Remove the cake from the oven. Allow to cool for 5 minutes. Run a knife along the edge of the cake pan before inverting the cake onto a platter. Don’t worry if the fruit doesn’t fall over the cake; it’s happened to me a million times. Simply scoop the cherries and spread evenly over the cake. Serve warm with pistachio ice cream.
Salmon Gravlax with Meyer Lemon and Tarragon
If you ask me, the best part of living in California is the Meyer lemon—a fragrant, smooth-skinned juice bomb, native to our back¬yards. It’s enough to make you cry when you see coarse, three-dollar lemons in stores elsewhere in the country. When our tree bears fruit, I pack these fragile lemons in Bubble Wrap and send them Priority to relatives on the East Coast. I’m counting on our lemonade stands to pay for college someday.
In late June, when wild salmon becomes available, gravlax is a nice alternative to smoked salmon. Curing it with salt and lemon peel lends a succulent flavor that pairs well with the potato waffles.
4 tablespoons kosher salt
2 teaspoons sugar
3 tablespoons fresh tarragon, chopped
3 Meyer lemons, zested
1 side (approximately 2 pounds) wild salmon fillet, skin on
½ cup extra-virgin olive oil
¼ cup Meyer lemon juice with pulp
2 medium shallots, sliced thinly

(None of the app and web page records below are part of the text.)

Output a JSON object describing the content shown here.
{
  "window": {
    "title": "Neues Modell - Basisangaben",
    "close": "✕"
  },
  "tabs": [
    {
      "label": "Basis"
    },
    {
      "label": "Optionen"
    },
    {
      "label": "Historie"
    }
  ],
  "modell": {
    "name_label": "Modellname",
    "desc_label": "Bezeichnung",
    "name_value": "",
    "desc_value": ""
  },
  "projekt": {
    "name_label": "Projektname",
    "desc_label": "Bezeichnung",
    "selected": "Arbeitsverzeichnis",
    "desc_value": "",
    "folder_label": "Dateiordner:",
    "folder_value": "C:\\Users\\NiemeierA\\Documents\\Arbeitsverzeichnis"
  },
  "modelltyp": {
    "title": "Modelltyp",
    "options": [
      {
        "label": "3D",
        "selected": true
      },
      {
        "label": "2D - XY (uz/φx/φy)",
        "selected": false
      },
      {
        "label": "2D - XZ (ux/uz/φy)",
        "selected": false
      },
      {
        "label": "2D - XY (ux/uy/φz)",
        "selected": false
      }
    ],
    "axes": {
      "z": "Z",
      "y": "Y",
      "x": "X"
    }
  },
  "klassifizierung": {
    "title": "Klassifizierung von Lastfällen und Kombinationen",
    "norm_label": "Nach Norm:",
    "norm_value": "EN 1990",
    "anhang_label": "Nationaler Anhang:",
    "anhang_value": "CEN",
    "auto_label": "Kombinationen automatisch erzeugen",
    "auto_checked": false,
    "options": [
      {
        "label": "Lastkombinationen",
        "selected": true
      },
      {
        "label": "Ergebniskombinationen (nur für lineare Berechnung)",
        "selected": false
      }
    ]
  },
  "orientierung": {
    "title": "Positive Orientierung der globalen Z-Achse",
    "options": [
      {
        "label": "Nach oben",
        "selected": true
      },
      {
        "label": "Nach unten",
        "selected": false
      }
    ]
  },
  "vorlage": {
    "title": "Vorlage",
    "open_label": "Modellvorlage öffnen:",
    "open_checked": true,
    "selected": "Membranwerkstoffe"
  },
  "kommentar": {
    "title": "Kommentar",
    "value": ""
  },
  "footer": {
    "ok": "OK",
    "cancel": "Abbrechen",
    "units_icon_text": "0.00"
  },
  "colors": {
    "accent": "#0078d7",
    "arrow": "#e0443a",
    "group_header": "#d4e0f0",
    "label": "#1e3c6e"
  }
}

Two days before serving, toss the salt, sugar, tarragon, and lemon in a bowl. Lay the salmon on a long piece of foil. Rub the salt mixture on both sides of the fillet. Lay another piece of foil on top and neatly seal the edges. Place a weight on the fish, the equivalent of 5 to 6 pounds (6 cans on a tray will do; 2-or 3-pound hand weights work well, too) and refrigerate for 48 hours.
Rinse away the lemon and herb mixture under cold running water. Pat the fish dry with paper towels and lay on a plat¬ter. Brush generously with olive oil and pulpy lemon juice. Sprinkle with shallots. Cover and marinate overnight before serving.
To serve, slice horizontally into paper-thin slices and lay on a chilled plate, with fresh lemons, capers, and crème fraîche.